◆ **RECORDS FOR THIS EXERCISE**:
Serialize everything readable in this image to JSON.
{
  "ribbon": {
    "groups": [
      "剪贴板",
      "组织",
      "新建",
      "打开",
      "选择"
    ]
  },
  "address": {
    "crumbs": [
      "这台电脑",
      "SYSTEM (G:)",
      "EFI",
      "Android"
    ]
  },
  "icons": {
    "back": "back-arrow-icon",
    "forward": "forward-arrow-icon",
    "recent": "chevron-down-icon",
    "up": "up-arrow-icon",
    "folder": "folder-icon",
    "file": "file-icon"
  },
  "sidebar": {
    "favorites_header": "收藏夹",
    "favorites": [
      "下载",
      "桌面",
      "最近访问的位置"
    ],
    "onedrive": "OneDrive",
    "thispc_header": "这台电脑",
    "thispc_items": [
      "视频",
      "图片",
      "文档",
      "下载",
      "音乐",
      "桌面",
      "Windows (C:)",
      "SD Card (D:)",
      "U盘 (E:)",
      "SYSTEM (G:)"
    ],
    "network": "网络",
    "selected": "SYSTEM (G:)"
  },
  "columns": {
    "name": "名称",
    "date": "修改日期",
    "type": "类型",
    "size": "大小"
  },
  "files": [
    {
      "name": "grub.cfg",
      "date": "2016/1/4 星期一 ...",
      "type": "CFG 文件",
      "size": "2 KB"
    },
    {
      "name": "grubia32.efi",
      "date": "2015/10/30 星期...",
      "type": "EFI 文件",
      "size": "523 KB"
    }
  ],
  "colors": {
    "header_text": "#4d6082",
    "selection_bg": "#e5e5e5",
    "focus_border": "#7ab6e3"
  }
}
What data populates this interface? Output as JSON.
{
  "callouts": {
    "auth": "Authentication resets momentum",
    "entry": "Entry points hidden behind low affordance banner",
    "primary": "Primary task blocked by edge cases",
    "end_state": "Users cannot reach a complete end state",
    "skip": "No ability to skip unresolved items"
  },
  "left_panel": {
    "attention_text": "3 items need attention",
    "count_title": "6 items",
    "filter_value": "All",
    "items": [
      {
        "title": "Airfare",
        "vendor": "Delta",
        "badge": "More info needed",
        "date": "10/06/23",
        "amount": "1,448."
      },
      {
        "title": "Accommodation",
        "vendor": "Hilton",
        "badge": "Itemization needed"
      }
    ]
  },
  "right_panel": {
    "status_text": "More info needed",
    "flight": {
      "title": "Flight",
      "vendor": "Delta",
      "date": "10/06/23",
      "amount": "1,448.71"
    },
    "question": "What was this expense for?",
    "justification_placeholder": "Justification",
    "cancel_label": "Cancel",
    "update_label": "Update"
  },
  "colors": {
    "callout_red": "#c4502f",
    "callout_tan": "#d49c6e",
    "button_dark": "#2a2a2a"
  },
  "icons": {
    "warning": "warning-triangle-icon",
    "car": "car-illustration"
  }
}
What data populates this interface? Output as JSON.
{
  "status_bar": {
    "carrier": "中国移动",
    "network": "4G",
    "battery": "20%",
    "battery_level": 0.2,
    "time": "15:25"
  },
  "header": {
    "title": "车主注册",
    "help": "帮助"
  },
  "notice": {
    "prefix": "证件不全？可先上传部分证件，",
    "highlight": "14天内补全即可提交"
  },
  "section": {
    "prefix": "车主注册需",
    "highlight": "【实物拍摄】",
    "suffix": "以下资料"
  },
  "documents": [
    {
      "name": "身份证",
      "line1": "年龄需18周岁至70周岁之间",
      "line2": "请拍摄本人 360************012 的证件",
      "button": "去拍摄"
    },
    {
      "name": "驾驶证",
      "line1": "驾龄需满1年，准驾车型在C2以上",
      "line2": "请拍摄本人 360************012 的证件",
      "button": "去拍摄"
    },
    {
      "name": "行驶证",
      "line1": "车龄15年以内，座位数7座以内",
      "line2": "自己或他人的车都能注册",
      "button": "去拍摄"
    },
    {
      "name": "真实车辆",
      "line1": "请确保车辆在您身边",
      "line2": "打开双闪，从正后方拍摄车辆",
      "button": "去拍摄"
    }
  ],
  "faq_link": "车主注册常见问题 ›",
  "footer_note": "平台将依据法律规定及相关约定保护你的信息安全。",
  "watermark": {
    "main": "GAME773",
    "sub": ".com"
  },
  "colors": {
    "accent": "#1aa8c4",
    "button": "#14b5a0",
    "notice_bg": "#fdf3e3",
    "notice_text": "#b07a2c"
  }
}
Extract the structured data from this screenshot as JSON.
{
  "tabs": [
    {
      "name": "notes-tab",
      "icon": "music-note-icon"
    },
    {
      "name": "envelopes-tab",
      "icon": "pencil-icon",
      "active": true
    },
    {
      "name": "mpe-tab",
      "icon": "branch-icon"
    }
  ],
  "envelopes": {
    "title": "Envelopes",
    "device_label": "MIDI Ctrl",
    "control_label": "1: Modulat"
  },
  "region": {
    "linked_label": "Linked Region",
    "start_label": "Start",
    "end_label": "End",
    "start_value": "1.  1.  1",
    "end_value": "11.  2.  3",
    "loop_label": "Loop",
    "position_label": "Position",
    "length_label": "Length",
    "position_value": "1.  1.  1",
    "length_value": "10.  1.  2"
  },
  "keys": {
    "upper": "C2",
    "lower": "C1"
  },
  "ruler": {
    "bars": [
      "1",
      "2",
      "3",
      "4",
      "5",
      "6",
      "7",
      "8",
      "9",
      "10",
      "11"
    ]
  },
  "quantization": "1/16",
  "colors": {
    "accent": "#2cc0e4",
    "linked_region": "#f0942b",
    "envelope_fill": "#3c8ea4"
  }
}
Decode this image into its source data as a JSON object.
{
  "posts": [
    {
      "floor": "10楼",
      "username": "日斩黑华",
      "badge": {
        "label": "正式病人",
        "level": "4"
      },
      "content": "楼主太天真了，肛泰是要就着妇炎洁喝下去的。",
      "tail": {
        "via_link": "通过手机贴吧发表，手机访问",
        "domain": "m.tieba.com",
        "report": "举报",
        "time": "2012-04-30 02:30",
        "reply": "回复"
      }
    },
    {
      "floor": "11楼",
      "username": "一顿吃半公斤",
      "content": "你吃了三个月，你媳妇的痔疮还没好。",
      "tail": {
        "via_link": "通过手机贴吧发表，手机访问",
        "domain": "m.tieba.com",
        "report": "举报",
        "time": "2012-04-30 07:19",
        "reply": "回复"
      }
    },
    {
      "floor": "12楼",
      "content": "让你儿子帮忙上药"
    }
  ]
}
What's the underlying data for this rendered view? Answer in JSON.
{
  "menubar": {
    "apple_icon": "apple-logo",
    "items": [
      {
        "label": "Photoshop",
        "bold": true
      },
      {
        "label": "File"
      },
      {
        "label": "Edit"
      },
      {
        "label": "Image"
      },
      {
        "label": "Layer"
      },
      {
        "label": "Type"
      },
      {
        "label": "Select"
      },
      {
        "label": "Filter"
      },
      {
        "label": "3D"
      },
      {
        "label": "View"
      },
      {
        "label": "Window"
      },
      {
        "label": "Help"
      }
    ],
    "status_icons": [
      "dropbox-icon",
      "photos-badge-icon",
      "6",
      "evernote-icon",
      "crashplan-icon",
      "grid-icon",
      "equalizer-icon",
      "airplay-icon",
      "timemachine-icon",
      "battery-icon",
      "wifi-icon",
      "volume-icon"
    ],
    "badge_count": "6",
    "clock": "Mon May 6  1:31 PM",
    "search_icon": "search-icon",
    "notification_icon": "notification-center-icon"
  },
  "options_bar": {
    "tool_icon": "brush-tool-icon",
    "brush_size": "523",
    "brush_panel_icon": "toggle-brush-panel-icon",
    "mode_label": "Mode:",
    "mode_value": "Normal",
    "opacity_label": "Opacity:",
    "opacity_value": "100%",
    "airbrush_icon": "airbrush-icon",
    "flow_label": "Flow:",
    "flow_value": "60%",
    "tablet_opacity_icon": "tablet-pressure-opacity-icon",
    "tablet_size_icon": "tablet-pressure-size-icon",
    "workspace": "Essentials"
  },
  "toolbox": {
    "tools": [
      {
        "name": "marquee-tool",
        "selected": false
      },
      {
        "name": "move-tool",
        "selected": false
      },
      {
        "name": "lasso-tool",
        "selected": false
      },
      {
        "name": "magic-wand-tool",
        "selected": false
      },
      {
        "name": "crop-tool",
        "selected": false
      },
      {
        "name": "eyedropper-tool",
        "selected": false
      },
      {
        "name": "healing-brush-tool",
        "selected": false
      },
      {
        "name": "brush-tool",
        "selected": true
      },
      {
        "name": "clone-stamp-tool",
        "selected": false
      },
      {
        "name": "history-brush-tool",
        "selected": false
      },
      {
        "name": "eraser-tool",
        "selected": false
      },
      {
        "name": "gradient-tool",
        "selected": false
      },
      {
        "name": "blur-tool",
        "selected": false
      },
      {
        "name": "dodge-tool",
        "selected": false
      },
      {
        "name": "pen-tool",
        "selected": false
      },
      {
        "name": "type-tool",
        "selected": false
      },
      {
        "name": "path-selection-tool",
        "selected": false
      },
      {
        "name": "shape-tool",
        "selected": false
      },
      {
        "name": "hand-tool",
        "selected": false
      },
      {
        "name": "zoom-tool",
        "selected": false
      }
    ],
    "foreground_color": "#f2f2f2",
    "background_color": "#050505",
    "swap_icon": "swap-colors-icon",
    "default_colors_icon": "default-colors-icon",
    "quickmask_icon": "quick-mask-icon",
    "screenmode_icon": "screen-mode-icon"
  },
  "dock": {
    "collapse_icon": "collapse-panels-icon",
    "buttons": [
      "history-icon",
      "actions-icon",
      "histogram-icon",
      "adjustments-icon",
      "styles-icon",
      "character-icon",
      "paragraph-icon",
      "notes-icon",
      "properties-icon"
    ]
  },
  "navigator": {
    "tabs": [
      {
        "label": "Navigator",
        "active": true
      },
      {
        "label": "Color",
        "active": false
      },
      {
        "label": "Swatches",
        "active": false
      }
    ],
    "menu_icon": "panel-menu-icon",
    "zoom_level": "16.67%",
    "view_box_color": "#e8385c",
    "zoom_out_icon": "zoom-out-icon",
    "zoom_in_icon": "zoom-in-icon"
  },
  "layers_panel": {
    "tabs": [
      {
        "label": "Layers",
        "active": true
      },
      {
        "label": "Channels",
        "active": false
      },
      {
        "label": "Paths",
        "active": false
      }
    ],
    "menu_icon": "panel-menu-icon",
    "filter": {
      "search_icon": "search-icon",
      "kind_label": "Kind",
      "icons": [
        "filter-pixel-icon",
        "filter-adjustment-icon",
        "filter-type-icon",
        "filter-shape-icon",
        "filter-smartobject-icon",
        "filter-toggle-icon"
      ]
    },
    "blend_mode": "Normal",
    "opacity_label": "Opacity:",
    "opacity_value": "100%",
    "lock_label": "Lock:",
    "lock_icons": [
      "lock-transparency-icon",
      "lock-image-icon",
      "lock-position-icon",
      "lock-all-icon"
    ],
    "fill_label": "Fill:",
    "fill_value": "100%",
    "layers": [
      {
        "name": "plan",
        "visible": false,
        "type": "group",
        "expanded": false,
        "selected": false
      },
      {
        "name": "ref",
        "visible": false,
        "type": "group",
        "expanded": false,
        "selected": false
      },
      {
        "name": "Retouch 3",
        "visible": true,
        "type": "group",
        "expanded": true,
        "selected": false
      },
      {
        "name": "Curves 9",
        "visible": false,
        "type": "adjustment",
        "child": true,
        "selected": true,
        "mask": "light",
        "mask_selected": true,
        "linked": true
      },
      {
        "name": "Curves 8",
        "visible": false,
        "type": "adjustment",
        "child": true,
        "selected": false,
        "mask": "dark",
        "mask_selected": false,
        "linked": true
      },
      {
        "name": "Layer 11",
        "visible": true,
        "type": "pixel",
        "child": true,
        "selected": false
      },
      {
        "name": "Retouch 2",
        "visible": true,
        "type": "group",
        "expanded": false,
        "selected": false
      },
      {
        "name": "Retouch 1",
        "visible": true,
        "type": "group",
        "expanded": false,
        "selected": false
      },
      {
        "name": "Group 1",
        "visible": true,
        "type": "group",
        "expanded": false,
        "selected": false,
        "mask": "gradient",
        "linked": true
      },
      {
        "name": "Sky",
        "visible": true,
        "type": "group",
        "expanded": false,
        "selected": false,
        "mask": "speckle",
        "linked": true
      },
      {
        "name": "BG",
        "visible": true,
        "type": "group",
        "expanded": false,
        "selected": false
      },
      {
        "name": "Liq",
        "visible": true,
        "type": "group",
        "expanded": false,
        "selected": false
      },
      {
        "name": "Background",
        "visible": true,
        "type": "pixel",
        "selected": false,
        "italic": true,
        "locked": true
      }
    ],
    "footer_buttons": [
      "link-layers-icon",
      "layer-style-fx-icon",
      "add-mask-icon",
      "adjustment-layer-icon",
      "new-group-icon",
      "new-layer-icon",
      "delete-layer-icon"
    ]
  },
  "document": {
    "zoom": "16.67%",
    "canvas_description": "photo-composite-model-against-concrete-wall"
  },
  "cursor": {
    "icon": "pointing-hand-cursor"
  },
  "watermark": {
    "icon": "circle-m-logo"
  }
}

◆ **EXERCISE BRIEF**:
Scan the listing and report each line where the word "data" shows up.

◆ **REPLY TO THE TASK**:
What data populates this interface? Output as JSON.
What data populates this interface? Output as JSON.
Extract the structured data from this screenshot as JSON.
Decode this image into its source data as a JSON object.
What's the underlying data for this rendered view? Answer in JSON.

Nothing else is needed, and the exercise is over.